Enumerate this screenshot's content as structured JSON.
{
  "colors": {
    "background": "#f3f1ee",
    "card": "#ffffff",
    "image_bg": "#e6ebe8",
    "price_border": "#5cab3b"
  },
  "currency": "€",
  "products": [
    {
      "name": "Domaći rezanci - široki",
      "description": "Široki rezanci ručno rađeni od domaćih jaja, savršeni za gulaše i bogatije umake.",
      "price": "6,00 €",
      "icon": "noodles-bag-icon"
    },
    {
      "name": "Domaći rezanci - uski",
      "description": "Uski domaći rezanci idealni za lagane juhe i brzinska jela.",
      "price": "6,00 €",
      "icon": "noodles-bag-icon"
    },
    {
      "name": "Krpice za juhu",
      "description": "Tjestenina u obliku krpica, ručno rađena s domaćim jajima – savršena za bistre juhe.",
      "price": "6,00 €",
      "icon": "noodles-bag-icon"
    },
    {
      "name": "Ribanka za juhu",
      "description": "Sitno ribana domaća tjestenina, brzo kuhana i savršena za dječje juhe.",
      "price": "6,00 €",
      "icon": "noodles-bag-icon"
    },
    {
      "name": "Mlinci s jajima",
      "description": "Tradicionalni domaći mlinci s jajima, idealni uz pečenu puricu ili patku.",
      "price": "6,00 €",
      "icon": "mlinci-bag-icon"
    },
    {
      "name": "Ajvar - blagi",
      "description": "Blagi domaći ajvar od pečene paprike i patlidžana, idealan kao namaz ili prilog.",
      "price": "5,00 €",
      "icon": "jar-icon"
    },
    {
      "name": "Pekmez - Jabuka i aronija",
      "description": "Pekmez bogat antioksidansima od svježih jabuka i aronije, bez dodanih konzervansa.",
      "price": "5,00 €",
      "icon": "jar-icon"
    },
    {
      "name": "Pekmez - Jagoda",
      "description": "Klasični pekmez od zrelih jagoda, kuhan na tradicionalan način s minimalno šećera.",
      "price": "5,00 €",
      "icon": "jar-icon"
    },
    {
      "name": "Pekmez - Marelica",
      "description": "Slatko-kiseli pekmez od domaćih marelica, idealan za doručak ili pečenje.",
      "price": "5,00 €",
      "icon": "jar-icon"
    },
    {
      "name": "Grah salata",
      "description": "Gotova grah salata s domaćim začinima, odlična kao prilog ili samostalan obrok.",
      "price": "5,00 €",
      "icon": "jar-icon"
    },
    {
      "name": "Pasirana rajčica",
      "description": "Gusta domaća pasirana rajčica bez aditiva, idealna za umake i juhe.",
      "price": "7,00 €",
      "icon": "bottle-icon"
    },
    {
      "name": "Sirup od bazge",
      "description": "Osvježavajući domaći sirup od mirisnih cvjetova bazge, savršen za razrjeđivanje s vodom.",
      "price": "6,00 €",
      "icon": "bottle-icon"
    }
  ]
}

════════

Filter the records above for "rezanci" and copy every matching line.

▸ PROBLEM SOLUTION
      "name": "Domaći rezanci - široki",
      "description": "Široki rezanci ručno rađeni od domaćih jaja, savršeni za gulaše i bogatije umake.",
      "name": "Domaći rezanci - uski",
      "description": "Uski domaći rezanci idealni za lagane juhe i brzinska jela.",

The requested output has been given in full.